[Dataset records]
==*==
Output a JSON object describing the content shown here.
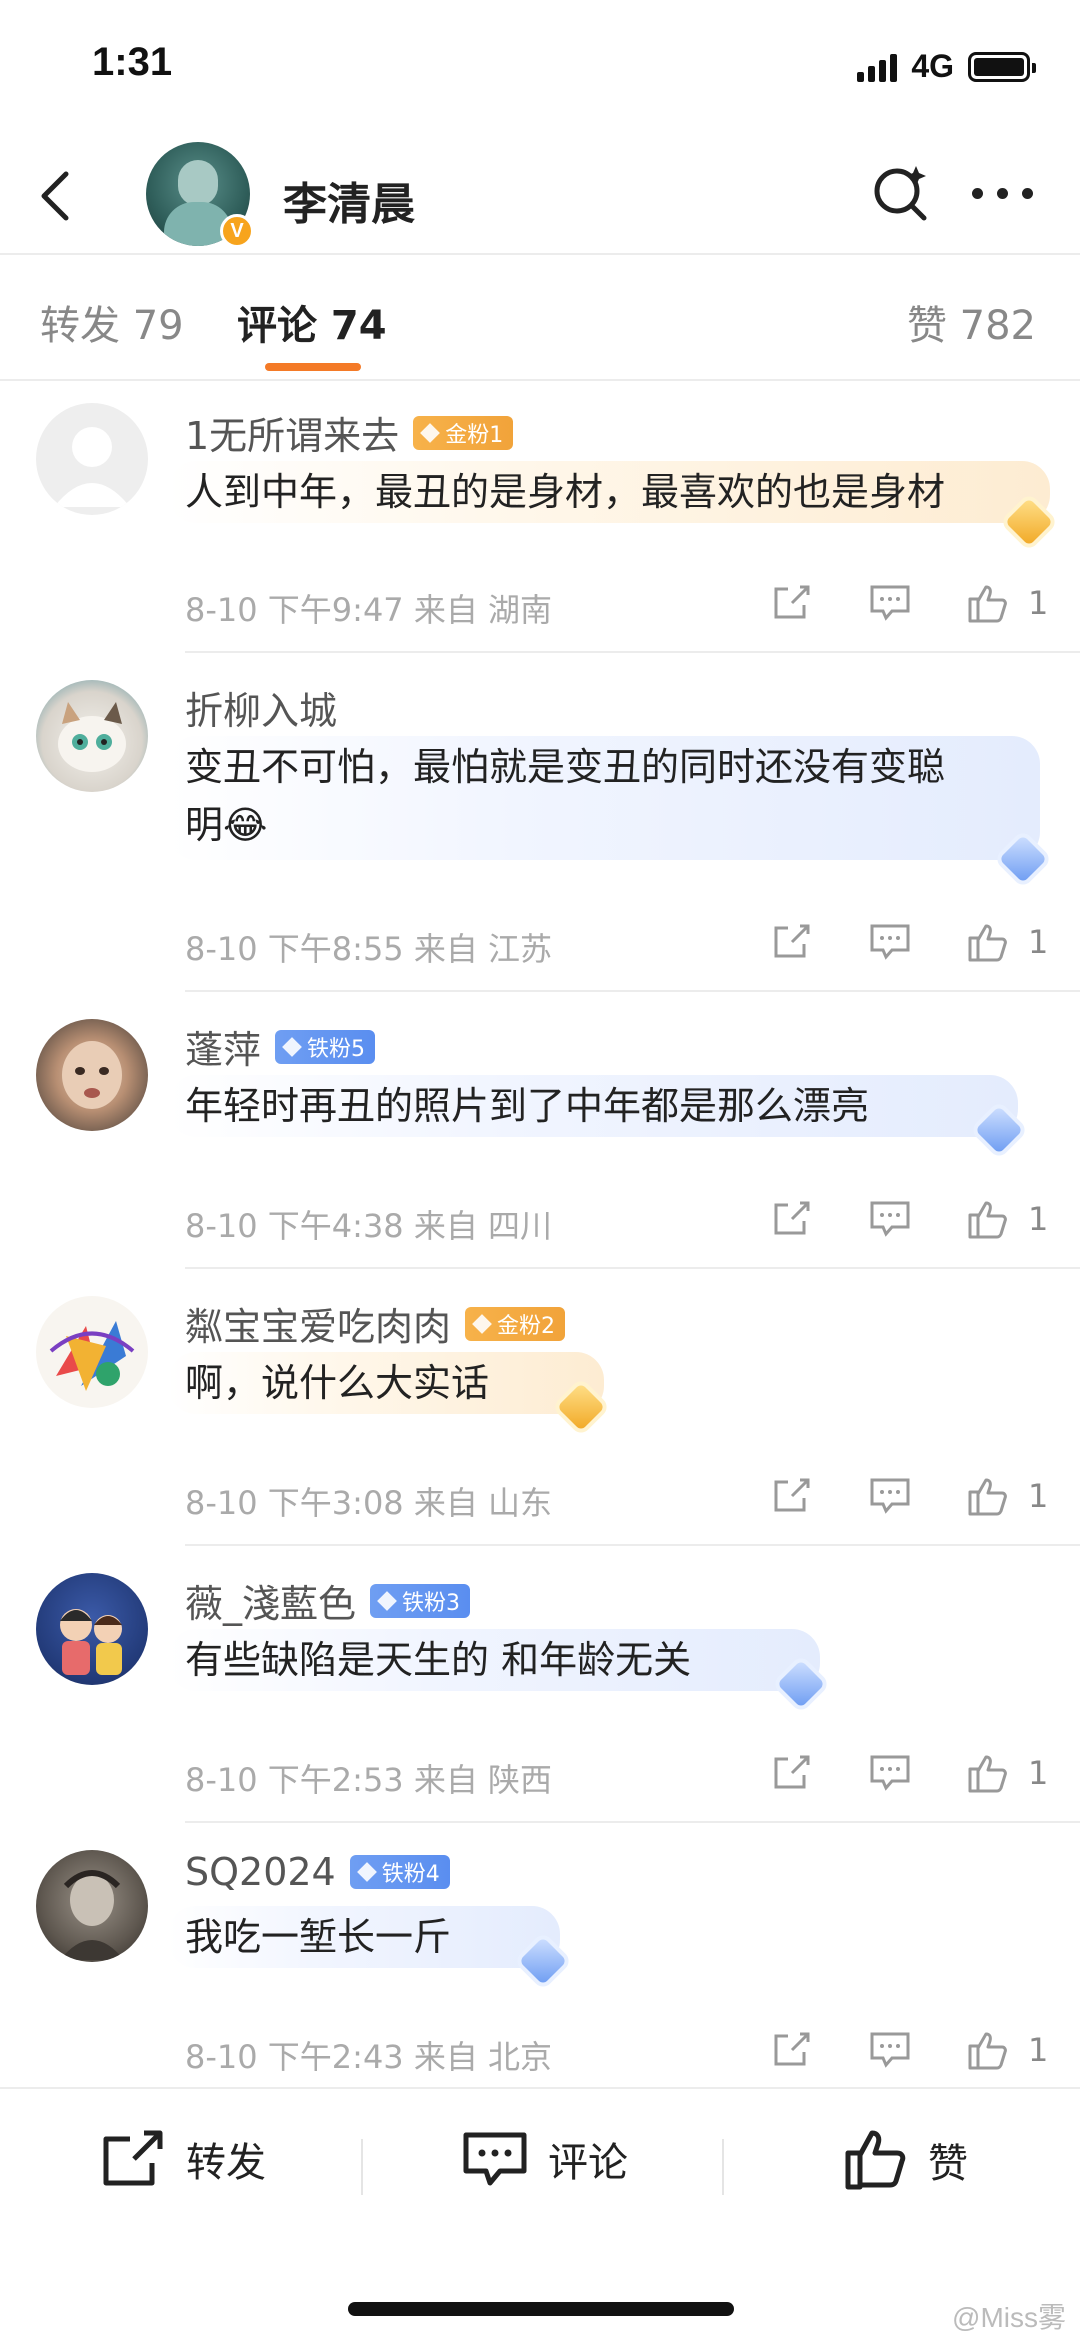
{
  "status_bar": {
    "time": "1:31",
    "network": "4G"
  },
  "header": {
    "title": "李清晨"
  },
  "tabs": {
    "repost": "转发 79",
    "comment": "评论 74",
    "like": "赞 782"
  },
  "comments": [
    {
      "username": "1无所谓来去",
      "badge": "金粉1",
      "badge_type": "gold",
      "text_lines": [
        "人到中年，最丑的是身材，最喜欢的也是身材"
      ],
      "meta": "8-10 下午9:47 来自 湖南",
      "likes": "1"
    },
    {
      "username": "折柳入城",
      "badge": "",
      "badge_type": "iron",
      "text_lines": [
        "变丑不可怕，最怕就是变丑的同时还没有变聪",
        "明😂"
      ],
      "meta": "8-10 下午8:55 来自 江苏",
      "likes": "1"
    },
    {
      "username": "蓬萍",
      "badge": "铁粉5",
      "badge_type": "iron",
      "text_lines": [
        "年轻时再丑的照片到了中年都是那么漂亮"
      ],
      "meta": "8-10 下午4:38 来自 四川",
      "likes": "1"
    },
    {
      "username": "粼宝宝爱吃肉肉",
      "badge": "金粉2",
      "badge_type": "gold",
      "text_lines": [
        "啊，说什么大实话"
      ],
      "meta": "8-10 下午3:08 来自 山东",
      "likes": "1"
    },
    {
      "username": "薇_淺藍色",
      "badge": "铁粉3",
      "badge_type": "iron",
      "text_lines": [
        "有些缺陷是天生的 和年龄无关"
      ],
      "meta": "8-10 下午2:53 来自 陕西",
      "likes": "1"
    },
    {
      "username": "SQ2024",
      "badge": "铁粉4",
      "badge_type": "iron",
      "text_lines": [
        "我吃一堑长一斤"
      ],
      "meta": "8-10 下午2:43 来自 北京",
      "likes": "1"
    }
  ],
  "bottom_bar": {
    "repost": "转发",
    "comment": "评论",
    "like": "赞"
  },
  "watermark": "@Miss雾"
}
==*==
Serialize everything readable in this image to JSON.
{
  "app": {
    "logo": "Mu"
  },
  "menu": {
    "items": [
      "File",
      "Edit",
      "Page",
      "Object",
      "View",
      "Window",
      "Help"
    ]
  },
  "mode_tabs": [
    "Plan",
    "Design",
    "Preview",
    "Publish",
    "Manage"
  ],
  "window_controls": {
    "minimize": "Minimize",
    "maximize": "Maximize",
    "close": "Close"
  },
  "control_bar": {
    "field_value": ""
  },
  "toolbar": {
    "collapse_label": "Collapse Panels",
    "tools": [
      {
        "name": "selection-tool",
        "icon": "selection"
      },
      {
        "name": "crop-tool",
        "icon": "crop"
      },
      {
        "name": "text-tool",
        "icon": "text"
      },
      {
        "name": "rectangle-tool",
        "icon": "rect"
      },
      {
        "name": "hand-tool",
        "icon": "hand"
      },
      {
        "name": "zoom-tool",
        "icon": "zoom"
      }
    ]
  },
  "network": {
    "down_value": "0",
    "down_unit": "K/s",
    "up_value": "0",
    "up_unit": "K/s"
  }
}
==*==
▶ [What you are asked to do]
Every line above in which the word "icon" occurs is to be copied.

▶ [Written answer]
        "icon": "selection"
        "icon": "crop"
        "icon": "text"
        "icon": "rect"
        "icon": "hand"
        "icon": "zoom"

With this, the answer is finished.